§ TASK OBJECTIVE: Wherever "Move" occurs in the entries, copy the line that holds it.

** SUPPLIED MATERIAL follows **

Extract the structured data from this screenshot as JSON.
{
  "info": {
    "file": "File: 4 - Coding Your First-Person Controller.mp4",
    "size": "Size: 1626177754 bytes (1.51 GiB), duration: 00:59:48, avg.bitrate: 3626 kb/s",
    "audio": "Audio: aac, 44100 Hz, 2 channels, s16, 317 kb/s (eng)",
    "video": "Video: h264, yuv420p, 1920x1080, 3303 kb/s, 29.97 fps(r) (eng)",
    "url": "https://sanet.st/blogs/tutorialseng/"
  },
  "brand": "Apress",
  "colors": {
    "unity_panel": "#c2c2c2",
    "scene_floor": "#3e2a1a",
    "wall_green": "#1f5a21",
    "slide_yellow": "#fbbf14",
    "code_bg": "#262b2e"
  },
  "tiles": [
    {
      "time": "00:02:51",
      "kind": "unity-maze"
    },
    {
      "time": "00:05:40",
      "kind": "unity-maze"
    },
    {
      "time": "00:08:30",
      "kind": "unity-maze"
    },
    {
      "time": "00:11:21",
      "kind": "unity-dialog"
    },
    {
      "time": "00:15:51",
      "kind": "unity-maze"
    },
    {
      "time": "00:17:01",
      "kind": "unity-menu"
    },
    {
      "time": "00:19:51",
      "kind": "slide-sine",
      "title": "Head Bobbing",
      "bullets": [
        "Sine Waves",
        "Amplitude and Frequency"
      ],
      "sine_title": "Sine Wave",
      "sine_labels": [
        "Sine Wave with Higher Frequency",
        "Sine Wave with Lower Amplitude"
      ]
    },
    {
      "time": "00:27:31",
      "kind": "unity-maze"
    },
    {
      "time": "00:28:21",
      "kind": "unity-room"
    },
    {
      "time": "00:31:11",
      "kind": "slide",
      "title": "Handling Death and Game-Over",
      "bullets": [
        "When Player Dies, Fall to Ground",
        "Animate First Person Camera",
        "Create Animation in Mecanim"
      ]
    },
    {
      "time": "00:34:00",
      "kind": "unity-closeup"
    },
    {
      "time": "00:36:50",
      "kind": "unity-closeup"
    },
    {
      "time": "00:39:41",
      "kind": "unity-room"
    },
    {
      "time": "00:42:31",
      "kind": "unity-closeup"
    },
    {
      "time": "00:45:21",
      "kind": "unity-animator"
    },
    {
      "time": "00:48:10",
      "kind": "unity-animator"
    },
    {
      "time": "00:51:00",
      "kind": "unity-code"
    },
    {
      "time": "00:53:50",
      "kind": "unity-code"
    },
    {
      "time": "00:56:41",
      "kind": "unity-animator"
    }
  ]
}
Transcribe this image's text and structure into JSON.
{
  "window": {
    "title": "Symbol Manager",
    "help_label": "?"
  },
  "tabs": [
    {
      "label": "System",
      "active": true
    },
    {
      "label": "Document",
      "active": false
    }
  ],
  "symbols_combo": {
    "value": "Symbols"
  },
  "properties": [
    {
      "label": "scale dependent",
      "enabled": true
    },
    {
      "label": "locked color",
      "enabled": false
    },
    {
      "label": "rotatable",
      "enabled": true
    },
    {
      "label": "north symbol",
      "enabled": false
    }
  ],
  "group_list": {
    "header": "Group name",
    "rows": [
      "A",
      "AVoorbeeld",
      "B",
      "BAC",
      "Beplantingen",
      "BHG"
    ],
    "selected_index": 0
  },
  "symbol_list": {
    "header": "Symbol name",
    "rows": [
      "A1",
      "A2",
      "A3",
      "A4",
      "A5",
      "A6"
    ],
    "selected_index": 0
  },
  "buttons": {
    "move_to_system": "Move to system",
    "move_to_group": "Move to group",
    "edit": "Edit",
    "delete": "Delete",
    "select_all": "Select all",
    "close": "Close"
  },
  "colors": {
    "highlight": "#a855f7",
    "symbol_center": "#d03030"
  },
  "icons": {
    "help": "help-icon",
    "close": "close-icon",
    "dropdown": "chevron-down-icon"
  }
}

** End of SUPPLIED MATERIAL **

§ ANSWER BELOW:
    "move_to_system": "Move to system",
    "move_to_group": "Move to group",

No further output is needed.